Meditation is the vehicle to recognise our true nature of pure awareness, pure consciousness. It also reveals how we take possession of a mistaken, mental, self identity. Meditation is nothing special, but recognising is: the key word is recognising.
The following extract is from “Rainbow Painting” by Tulku Urgyen Rinpoche:
“Some people believe that they should just keep on meditating, and some day, their egg will hatch and they will fly out of the shell and ascend to a completely different level. Actually, it’s not like that at all. We should not think, “The awakened state must be something really special.
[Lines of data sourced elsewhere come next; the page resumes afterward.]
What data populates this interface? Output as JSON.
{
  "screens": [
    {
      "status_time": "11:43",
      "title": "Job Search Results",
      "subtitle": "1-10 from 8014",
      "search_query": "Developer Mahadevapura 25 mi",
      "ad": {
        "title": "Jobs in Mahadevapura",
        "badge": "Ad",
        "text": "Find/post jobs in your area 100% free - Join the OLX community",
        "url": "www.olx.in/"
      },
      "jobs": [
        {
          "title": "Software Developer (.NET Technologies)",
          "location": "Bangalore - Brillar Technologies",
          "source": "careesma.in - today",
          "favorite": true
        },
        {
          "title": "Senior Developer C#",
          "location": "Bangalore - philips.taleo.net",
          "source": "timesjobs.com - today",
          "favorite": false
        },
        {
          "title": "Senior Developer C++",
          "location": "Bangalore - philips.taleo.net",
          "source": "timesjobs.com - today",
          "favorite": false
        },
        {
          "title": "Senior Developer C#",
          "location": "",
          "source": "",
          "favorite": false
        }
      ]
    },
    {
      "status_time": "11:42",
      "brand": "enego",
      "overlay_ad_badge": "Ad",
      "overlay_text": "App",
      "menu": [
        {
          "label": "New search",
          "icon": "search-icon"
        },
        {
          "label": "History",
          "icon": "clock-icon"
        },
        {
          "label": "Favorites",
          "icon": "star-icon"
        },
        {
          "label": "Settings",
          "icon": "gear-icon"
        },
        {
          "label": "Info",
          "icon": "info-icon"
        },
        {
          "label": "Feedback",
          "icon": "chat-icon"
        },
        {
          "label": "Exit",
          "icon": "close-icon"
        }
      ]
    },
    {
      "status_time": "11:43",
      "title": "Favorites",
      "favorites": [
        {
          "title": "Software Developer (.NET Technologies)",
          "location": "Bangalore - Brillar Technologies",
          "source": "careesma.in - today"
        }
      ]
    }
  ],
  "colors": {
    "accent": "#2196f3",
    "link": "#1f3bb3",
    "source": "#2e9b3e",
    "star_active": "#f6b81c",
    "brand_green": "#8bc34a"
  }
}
If I practise this long enough, one day a door will open and I will see it and all the qualities will pour into me.” It’s pointless to have this kind of attitude.
“If we really want something spectacular, we will indeed have opportunities for that, in what is called the ‘temporary meditation moods’ of bliss, clarity and non-thought. These can occur, but such sensational experiences do not help to cut through thoughts. On the contrary, they generate even more fixation because we start to think, “Wow! What is that? This must be it!” Many subsequent thoughts arise in response to the fascination with these experiences.
“As I mentioned before, realisation involves a process called ‘recognising, training and attaining stability’. It’s similar to planting the seed of a flower. You plant it, water it and finally it grows up and blossoms. We are not like Garab Dorje, who at the very instant of having mind nature pointed out, became a fully enlightened buddha without having undergone any training whatsoever. The moment of recognising mind essence free from thought is like holding an authentic flower-seed in your hand and being certain of what it is. That, itself, is the self-existing wakefulness: the source of buddhahood. Enlightenment does not come from some other place.”